The museum is free and open to the public from 10 a.m. to 5:30 p.m. daily, except for Dec. 25 (the museum’s imagiNATIONS Activity Center and Mitsitam Café & Espresso close at 5, while exhibition spaces and the museum store begin closing at 5:15 p.m.). The museum is accessible to people with disabilities.
The easiest way to get there is via public transportation. If traveling by Metrorail, get off at the L’Enfant Plaza stop (on the Blue, Orange, Green and Yellow Lines) and use the Maryland Avenue /Smithsonian Museums exit. If traveling by bus, take the DC Circulator’s National Mall route or 30, 32, 34 or 36 Metrobus lines.

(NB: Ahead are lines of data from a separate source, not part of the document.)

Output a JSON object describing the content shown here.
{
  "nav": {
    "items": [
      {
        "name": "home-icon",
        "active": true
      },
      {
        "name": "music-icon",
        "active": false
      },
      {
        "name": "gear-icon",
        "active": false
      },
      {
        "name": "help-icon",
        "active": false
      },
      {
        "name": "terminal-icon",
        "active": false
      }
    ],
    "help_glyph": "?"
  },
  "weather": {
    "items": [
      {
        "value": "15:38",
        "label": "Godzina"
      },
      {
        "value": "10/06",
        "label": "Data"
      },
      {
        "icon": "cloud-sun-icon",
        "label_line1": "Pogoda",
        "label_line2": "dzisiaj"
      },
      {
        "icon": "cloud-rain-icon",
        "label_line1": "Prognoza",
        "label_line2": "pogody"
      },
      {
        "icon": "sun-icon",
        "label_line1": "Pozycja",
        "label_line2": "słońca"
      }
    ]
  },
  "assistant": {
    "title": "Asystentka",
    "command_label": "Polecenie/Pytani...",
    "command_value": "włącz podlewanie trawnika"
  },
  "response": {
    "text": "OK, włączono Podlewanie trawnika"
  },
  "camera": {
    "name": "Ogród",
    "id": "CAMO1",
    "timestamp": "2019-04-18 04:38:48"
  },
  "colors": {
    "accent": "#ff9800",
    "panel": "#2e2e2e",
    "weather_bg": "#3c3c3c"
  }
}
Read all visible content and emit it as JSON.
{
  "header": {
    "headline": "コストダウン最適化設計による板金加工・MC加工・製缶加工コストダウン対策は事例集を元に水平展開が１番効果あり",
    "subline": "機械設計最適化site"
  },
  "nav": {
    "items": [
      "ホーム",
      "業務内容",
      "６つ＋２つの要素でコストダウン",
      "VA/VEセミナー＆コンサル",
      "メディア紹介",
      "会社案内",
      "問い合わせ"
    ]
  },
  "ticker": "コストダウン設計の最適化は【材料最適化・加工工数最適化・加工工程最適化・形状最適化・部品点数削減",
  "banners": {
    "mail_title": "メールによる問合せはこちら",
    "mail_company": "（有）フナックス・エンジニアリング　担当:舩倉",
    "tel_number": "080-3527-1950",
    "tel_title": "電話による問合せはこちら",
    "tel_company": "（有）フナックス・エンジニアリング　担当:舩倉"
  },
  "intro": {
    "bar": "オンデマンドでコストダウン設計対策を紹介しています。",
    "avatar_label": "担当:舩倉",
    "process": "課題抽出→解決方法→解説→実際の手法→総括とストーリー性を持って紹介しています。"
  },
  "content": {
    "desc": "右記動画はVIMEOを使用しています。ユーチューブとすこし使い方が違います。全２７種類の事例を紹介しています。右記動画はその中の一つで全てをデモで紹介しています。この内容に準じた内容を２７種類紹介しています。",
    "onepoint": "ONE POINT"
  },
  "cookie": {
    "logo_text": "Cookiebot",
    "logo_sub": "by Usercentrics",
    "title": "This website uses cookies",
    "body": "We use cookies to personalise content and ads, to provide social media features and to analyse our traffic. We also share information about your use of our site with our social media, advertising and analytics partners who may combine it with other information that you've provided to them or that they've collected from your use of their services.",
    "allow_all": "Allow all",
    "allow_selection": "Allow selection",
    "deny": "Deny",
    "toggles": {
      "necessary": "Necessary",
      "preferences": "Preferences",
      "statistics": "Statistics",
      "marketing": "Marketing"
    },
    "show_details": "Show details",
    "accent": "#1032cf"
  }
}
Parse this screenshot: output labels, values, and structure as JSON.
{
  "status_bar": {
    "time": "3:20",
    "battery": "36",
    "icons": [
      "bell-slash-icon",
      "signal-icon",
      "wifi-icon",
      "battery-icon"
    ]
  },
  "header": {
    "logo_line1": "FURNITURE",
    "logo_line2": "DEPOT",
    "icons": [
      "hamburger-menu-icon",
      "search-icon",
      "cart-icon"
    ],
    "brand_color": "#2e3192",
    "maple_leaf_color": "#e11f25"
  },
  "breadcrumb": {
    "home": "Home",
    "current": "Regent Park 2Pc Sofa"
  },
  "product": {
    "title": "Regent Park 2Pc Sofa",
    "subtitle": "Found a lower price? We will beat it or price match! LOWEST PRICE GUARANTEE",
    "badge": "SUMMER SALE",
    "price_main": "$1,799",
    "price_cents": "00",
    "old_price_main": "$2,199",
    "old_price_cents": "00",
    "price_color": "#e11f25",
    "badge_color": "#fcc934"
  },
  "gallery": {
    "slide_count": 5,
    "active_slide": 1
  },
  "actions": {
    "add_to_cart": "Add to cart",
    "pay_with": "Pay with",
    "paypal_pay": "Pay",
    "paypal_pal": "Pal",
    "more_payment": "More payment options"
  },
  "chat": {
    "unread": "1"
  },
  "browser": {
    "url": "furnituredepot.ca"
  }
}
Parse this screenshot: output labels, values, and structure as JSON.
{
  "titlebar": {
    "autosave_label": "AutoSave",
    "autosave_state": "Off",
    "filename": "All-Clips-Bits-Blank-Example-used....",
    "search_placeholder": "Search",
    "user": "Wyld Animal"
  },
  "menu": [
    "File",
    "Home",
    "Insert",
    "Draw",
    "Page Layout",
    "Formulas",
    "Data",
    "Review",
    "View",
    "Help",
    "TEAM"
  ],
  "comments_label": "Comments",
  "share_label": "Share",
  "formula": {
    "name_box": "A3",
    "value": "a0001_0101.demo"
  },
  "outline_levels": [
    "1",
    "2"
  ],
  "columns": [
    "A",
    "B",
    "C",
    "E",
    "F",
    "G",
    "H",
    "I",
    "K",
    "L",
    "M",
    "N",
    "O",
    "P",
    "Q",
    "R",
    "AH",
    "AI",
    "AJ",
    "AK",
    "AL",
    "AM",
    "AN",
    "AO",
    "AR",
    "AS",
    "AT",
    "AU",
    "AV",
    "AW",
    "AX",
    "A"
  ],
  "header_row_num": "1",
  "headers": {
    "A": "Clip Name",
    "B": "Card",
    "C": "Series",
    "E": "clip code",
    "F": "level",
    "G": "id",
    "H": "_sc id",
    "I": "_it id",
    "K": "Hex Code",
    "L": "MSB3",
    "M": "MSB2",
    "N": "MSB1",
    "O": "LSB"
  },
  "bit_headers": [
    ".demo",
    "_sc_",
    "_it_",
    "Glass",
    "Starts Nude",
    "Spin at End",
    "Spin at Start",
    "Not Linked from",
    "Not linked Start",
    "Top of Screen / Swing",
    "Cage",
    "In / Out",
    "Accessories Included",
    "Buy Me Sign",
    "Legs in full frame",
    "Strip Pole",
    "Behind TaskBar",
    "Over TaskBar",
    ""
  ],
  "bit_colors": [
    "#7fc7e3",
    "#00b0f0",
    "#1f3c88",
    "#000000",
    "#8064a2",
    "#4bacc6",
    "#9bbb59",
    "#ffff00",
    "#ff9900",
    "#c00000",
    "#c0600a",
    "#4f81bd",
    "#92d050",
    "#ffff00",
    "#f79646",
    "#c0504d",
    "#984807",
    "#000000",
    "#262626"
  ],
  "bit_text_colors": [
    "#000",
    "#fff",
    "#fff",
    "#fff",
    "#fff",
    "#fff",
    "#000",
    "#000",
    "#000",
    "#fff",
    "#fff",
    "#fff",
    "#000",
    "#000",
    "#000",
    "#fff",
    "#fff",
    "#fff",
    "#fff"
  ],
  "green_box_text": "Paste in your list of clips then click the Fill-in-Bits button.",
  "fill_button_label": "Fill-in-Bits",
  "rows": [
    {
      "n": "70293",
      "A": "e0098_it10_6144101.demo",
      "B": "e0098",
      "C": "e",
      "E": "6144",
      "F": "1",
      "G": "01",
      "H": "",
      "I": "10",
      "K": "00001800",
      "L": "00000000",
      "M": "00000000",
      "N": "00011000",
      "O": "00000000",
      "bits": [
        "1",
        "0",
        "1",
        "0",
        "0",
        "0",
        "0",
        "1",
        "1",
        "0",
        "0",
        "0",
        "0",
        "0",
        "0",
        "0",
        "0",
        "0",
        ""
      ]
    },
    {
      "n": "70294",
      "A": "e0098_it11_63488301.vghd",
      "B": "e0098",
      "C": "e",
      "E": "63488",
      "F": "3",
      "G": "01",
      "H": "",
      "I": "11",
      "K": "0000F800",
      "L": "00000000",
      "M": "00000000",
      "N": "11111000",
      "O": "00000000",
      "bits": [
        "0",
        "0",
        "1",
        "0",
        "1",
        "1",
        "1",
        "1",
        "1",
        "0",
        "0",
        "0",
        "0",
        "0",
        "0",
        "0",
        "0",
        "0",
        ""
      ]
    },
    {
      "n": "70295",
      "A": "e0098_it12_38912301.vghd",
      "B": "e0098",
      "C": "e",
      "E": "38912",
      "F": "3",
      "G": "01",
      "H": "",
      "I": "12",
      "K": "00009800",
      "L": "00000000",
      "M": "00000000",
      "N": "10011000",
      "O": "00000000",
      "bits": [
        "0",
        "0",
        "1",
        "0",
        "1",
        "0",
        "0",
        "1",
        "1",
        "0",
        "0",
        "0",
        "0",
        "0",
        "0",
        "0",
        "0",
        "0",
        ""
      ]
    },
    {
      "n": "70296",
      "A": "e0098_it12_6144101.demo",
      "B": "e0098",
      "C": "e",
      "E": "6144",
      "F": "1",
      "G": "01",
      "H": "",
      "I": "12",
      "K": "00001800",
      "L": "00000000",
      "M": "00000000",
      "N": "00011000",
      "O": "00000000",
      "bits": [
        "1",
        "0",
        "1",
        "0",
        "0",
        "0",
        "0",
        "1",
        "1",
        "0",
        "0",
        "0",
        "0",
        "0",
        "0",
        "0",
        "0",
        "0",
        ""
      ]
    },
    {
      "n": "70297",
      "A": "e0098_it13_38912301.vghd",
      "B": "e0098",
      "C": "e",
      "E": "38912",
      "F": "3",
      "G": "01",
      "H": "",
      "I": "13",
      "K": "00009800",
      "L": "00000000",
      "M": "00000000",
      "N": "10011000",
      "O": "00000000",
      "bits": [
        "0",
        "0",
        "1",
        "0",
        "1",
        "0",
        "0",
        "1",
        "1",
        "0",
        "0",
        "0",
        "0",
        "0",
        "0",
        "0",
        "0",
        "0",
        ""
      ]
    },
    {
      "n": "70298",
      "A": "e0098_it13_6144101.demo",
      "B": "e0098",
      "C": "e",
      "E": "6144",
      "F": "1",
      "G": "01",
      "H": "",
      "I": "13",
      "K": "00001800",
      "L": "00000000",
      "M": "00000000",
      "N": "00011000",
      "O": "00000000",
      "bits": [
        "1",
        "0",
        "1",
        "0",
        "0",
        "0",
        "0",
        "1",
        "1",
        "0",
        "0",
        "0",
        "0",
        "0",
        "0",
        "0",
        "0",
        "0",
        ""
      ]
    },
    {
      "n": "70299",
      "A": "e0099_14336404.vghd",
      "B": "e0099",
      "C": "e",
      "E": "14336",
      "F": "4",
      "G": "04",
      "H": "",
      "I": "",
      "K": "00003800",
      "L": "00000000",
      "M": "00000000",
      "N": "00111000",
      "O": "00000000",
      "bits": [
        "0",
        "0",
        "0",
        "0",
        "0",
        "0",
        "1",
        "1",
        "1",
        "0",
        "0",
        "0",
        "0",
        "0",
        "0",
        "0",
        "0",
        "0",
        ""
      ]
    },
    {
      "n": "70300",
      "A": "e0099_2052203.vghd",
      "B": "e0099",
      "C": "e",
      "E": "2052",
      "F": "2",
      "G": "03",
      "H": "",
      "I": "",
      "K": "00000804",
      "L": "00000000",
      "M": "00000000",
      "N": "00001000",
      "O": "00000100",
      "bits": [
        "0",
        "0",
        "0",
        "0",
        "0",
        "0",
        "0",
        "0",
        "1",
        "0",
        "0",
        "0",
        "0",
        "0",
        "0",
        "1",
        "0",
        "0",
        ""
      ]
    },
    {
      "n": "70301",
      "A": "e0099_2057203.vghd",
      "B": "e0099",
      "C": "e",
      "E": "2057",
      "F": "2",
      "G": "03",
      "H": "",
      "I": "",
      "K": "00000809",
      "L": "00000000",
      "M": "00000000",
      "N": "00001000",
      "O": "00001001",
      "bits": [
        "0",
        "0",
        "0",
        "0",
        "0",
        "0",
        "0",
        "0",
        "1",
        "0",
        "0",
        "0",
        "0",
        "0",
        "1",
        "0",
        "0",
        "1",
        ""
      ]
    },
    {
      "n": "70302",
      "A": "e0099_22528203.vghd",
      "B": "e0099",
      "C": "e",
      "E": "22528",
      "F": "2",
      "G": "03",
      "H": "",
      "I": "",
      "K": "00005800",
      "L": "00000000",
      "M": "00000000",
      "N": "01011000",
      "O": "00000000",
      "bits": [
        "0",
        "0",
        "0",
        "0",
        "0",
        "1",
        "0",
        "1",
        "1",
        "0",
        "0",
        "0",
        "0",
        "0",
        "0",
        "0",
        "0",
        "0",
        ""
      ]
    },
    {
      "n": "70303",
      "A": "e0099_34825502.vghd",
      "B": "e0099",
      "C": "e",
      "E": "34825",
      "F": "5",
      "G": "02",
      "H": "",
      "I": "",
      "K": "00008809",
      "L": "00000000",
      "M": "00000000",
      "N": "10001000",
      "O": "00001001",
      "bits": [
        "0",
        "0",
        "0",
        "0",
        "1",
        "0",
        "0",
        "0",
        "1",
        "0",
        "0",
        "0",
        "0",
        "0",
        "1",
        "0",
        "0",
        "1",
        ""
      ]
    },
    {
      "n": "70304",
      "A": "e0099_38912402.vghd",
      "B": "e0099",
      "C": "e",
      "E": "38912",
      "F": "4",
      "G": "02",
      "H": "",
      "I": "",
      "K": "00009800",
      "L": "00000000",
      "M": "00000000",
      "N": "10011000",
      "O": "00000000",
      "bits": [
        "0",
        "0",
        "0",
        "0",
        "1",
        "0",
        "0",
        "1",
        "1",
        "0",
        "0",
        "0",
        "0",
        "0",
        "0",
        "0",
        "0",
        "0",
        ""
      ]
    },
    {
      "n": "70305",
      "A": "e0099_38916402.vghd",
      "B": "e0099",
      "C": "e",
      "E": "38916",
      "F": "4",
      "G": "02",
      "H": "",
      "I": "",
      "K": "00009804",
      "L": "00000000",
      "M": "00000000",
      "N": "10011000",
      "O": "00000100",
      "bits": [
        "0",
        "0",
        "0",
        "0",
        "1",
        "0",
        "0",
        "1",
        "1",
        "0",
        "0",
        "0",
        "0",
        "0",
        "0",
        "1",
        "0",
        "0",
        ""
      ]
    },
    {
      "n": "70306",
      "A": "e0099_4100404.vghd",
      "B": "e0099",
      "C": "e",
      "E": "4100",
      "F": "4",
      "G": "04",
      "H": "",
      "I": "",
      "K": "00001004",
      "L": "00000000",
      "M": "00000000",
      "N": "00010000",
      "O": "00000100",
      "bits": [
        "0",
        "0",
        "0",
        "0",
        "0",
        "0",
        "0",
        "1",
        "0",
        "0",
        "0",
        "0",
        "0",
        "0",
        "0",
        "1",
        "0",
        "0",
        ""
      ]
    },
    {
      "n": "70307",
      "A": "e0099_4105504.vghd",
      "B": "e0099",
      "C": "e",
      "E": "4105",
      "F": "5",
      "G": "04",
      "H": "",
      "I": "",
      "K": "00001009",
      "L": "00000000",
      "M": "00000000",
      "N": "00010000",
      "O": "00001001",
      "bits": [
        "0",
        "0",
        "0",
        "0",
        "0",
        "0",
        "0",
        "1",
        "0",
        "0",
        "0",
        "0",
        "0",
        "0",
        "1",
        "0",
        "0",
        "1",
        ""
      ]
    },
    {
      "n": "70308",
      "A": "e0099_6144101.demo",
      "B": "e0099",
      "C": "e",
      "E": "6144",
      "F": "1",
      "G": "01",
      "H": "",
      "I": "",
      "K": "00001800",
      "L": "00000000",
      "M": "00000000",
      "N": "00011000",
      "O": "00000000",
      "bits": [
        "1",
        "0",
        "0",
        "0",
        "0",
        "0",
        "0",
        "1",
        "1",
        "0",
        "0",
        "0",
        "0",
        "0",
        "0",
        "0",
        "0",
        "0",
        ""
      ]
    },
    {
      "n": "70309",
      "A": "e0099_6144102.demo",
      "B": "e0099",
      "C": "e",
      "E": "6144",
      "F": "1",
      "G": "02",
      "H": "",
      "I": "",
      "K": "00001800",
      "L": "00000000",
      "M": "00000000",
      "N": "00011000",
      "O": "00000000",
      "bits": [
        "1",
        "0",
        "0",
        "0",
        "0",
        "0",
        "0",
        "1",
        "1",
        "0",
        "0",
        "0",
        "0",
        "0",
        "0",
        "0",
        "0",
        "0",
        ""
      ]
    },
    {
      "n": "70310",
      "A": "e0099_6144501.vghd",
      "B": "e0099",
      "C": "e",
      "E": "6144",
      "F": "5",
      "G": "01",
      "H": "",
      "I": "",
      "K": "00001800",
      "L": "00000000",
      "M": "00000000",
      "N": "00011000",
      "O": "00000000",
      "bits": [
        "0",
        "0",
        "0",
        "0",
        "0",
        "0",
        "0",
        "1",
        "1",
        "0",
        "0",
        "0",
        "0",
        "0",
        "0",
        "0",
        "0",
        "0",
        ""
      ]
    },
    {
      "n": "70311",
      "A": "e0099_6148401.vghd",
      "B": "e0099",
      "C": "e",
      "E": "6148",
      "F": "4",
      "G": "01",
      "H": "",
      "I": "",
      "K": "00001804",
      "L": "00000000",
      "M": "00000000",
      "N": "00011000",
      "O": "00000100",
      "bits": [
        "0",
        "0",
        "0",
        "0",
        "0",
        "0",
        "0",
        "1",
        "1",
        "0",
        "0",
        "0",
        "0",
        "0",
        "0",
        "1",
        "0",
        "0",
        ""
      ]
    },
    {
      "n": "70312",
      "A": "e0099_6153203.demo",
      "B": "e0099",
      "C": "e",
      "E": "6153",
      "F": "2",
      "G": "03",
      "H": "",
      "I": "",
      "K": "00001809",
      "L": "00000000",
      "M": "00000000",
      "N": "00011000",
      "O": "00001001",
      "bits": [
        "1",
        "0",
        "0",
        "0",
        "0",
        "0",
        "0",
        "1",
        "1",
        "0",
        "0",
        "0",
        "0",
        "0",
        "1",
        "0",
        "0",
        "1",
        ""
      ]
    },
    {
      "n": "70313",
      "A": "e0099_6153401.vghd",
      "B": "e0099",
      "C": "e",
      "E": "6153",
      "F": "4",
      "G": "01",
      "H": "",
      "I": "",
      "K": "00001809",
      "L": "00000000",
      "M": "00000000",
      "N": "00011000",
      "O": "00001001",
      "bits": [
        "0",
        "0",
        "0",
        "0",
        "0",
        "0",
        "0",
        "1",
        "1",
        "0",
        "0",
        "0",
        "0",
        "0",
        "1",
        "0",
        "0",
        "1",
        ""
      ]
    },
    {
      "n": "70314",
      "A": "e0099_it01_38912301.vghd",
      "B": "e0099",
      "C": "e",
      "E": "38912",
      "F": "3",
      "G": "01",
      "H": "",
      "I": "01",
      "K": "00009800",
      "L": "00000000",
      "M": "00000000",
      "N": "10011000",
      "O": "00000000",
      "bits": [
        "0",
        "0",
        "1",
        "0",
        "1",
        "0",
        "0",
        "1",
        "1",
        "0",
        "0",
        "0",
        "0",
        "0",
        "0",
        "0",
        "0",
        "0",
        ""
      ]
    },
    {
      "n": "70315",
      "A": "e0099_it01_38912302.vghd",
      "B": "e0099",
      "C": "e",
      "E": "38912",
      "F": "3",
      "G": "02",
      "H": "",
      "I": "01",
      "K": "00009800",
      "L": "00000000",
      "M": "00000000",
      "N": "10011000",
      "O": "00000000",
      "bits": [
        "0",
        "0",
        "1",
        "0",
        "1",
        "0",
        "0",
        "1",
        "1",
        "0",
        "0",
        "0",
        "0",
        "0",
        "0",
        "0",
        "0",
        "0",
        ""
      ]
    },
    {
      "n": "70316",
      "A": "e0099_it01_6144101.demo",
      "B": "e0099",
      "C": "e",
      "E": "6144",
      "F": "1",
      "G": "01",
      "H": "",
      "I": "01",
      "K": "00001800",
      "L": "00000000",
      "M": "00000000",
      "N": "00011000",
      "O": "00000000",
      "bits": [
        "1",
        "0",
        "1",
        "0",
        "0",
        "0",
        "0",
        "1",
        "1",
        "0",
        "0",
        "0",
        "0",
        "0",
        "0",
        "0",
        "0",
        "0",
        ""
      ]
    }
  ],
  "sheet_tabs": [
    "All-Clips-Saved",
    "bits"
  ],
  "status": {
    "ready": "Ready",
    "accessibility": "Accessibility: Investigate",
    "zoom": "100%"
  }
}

The NMAI provides its first “Wow!” moment before you even walk in the door. The building (designed entirely by Native architects) is one of DC’s most visually striking, with its curvilinear structure and limestone material designed to resemble rock formations affected by wind and water over thousands of years.
The museum’s collections represent more than 12,000 years of history across 1,200-plus indigenous cultures from the Americas. These objects range from the aesthetic to the religious to the historical, helping to form a comprehensive catalogue of Native American culture.
Ongoing exhibitions at the museum include Return to a Native Place: Algonquian Peoples of the Chesapeake, which allows you to meet the Native peoples of the Chesapeake Bay through maps, ceremonial objects, photographs and interactive displays. These details can help you have a deeper understanding of just how prevalent Native Americans were, and are, to the areas surrounding DC.
Our Universes: Traditional Knowledge Shapes Our World focuses on Native cosmology and how annual ceremonies serve as a window to Native ancestral teachings. The practices and philosophies of eight different tribes are detailed, giving visitors a better sense of their history, and how each tribe’s teachings still affect the modern world. Of course, the museum regularly features new exhibits, so check its website to see what’s on display before you go.
The imagiNATIONS Activity Center is a fantastic interactive experience for families, as visitors can explore genius innovations made by Native tribes, from transportation solutions (snowshoes, skateboards) to tipi-building and basket-weaving.
A reason to visit during lunch
When you find yourself getting hungry, head to Mitsitam Native Foods Café (which translates to “Let’s eat!” in the language of Delaware and Piscataway Natives) for Native American-inspired fare, like its famous fry bread and corn totopos. The restaurant is highly regarded and is frequented.
What to do next
Now that you’ve explored NMAI, do the same at some nearby attractions, including the Smithsonian National Air & Space Museum, the U.S. Capitol Building and many of the monuments and memorials along the National Mall.
Discover how history, science, art and culture come alive at the Smithsonian museums.